$\def\fg{\mathfrak{g}}\def\ft{\mathfrak{t}}\def\long{\text{long}}\DeclareMathOperator\SO{SO}\DeclareMathOperator\Sp{Sp}\DeclareMathOperator\SU{SU}$The point of this answer, as discussed in comments, is to note that this is NOT true in types BCFG. In comments, Mikhail Borovoi said he could prove the result is true in types ADE (now an answer), so collectively this resolves the claim.

Let $G$ be a compact connected simple Lie group with Lie algebra $\fg$. Choose a torus $T$ and with corresponding Lie algebra $\ft$, and let
$$\fg = \ft \oplus \bigoplus_{\beta} \fg_{\pm \beta}$$
be the root decomposition, where $\beta$ runs over positive roots and each $\fg_{\pm \beta}$ is two dimensional. (Since I'm not tensoring by $\mathbb{C}$, I don't get to go all the way down to one dimensional subspaces.)

Now, suppose that $\fg$ has two lengths of roots, "long" and "short". A case by case check of the root systems shows that the sum of two long roots is always either $0$, long or not a root. Therefore,
$$\fg_{\long} = \ft \oplus \bigoplus_{\beta\ \long} \fg_{\pm \beta}$$
is a subalgebra; let $G_{\long}$ be the corresponding subgroup.
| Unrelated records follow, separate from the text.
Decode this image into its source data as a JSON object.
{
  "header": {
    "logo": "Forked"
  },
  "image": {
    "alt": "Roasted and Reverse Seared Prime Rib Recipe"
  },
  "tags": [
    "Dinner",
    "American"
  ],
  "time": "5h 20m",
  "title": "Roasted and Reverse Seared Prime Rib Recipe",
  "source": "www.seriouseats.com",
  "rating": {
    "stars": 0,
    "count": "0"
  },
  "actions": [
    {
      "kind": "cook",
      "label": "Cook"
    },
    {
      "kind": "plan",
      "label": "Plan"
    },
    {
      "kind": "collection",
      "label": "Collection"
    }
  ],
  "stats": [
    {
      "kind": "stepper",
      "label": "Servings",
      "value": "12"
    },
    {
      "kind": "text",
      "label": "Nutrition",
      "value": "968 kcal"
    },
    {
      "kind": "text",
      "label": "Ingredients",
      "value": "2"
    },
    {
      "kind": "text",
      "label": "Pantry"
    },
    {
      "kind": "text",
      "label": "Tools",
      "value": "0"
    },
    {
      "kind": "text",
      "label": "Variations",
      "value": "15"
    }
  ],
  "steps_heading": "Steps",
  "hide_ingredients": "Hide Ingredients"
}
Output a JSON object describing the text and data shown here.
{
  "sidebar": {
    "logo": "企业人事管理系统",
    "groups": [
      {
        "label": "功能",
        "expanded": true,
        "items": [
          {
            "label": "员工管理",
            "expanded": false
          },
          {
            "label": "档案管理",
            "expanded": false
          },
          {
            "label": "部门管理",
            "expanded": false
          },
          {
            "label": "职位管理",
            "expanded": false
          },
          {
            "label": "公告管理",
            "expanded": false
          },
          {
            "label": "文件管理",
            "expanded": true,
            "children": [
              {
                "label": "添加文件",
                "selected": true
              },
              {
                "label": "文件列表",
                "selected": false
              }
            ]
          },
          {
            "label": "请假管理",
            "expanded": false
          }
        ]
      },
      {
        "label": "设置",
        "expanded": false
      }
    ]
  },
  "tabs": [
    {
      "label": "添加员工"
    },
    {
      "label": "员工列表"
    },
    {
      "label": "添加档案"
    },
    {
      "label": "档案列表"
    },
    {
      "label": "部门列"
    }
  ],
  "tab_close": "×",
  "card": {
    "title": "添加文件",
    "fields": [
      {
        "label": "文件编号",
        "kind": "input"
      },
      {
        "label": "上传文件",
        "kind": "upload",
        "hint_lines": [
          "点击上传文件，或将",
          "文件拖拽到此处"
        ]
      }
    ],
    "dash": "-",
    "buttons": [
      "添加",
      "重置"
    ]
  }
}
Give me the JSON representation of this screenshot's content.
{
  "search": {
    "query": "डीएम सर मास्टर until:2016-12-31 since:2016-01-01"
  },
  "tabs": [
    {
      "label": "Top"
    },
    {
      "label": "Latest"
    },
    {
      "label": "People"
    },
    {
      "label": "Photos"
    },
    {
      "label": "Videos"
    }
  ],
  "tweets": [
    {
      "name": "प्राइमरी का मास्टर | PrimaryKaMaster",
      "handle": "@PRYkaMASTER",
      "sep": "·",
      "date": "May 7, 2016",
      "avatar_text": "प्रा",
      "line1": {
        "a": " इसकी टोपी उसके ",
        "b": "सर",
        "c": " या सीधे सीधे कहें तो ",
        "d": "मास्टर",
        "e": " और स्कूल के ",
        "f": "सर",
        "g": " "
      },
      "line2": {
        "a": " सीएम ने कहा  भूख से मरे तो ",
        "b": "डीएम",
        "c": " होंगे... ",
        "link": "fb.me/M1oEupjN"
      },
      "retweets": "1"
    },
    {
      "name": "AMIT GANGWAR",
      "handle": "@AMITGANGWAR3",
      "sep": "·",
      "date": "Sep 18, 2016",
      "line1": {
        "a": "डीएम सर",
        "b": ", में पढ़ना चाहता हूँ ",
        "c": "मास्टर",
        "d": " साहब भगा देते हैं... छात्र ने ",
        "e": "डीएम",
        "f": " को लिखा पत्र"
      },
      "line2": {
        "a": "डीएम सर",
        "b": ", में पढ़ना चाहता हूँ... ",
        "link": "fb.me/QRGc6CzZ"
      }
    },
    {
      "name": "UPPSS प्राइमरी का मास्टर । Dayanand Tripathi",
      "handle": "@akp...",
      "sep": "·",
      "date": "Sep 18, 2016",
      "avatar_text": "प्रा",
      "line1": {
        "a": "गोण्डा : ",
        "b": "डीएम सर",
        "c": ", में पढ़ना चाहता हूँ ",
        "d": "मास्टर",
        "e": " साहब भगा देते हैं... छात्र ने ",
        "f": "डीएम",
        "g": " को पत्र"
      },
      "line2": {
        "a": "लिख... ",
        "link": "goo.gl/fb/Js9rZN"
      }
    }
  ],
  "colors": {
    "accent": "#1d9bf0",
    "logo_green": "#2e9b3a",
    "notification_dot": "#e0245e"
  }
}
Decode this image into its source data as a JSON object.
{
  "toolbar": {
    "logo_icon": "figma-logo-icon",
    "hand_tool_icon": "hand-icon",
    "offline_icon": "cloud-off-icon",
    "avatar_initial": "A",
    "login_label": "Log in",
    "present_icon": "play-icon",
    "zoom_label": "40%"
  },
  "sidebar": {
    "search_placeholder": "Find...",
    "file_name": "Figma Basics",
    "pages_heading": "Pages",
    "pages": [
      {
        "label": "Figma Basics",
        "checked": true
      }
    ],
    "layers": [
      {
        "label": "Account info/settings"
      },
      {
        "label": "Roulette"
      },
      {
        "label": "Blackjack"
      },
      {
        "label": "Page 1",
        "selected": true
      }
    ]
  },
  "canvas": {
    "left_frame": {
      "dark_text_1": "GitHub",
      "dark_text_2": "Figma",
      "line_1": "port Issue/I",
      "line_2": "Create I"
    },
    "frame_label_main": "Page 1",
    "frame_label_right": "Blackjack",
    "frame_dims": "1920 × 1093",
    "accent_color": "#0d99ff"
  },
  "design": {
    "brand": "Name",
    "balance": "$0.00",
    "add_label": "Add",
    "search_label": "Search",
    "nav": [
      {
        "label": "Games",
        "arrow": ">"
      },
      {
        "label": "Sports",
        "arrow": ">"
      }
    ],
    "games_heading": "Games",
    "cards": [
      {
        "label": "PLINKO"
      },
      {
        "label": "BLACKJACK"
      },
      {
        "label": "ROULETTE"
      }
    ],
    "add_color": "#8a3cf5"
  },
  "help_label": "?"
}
Then $T \subsetneq G_{\long}$ and, because the only choice in defining $G_{\long}$ is the choice of $T$, the normalizer $N(T)$ also normalizes $G_{\long}$. So $G_{\long} N(T)$ is a subgroup containing $N(T)$ of dimension $\dim G_{\long} > \dim T$.

Explicitly, we have:

In type $B_n = \SO(2n+1)$, the group $G_{\long}$ is $\SO(2n)$ and $G_{\long} N(T) = O(2n)$.

In type $C_n = \Sp(2n)$, the group $G_{\long}$ is $\Sp(2)^n$ and I think that $G_{\long} N(T) = \Sp(2)^n \rtimes S_n$.

In type $F_4$, the group $G_{\long}$ is $\SO(8)$, or possibly one of the other compact real forms of $D_4$. I'm not sure what $G_{\long} N(T)$ is explicitly; it might depend on which compact form of $F_4$ we are using.

In $G_2$, the group $G_{\long}$ is $\SU(3)$. I think that $G_{\long} N(T)$ is $SU(3) \rtimes C_2$, with $C_2$ acting by an outer automorphism.

These examples, and a little bit of thought about the $F_4$ case, lead me to conjecture: $G_{\long} N(T)$ sits in a short exact sequence $1 \to G_{\long} \to G_{\long} N(T) \to \operatorname{Out}(G_{\long}) \to 1$. (I'm not ready to guess whether or not the sequence is always semidirect.)